Monday, 25 January 2021



Today I'm attempting to demystify a thought process around DMZs (Demilitarized Zones).  

A DMZ is extremely useful method for providing network security.  It can be utilized in a variety of ways and vary greatly in complexity.  The writing in this post assumes you have a basic understanding of what a DMZ is.

The mystery I would like to pull the curtain back on in this post is home routers and built in DMZ capabilities.

In a previous post "Why are guest networks important?" I highlight the benefit of having A guest network. 

So, what is the difference between a guest network and a DMZ (home router)?  The difference is actually huge.

When we think about DMZ the first image that may come to mind is that it is an isolated area that is protecting data, that only approved admins can access.  While this can be true, it can also be totally different.  That's the glory of a DMZ I can isolate assets and restrict access, or I can have a DMZ facing the internet and in that DMZ I have a webserver.  However I want to built out my infrastructure there is a DMZ combination that can be implemented.

DMZs are nice because they provide that additional layer of security.  They can be locked down and make the work of an attacker that much more difficult.

The problem with DMZ capabilities on home routers is that it is using a word that is associated with security, and then doing the opposite.

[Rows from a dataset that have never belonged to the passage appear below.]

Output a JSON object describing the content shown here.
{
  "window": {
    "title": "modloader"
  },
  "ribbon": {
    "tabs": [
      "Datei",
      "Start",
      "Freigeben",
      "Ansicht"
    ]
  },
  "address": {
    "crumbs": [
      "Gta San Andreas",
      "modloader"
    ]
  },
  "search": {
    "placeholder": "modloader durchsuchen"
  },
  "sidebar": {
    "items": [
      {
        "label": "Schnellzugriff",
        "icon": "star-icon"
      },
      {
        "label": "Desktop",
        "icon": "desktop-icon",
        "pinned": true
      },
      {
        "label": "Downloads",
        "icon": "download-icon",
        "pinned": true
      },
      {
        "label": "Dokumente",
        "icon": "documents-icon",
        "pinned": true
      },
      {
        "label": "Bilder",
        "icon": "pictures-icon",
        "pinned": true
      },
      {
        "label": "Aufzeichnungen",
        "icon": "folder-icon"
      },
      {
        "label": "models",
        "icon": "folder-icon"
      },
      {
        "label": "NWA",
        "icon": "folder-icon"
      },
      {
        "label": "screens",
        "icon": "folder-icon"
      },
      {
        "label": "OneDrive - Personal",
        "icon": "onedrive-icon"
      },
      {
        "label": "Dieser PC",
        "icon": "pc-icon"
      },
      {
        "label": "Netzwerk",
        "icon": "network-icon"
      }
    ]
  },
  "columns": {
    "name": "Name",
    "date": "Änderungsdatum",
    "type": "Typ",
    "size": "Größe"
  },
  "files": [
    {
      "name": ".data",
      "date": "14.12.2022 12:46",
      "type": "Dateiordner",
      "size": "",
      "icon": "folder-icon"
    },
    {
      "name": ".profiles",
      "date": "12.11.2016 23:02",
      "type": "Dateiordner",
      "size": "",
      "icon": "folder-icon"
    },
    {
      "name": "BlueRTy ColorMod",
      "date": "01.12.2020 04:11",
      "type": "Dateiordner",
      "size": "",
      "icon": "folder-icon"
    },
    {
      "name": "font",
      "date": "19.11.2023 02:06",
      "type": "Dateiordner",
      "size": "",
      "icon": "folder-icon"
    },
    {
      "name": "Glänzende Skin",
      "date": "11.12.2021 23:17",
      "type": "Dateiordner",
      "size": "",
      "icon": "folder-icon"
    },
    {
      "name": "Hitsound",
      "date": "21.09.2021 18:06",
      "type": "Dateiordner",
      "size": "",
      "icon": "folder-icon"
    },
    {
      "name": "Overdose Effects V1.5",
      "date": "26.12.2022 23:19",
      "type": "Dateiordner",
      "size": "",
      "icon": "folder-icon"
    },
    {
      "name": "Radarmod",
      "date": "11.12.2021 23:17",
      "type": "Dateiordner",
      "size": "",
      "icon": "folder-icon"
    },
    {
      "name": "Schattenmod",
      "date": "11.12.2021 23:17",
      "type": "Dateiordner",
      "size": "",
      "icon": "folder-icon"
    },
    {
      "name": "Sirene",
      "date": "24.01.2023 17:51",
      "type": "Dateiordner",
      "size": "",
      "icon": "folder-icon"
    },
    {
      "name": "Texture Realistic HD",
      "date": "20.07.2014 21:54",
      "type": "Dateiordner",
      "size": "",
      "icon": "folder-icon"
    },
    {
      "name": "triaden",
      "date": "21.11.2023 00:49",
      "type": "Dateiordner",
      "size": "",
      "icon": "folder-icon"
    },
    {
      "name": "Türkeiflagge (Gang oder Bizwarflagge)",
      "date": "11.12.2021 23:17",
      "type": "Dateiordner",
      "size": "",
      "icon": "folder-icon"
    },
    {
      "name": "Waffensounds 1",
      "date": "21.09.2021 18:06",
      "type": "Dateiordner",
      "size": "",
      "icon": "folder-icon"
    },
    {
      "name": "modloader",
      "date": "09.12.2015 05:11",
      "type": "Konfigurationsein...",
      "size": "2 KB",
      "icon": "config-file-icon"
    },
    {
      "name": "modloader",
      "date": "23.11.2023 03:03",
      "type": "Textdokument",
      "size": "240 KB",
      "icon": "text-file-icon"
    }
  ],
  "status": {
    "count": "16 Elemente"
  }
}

It is giving people false hope.

When I select DMZ on my home router (the process is very similar for most appliances).  What I am doing is allowing a machine on my network direct access to the internet.  Potentially, if not definitely, skipping your firewall entirely.

Some internet resources have said that you can put gaming systems in this kind of configuration.  The justification is that it makes things "faster." This is silliness.

Put your xbox behind your firewall. Come on now.

A problem with giving a machine direct access to the internet is that the internet has direct access to it as well!  It gets compromised and now your you entire network is visible.

What's a better Alternative?

 You want a secure home network? At the very least set up a guest network and have all guests connect via this network. This way you have created some isolation.  

You want remote access to an asset in your own network(non-guest)?  Set up some virtual router(s) (pfsense is a great solution).  Configure these so that you can access the asset.  This is a much better way to do it as it leverages the DMZ methodology appropriately




[2] picture:

No comments:

Post a comment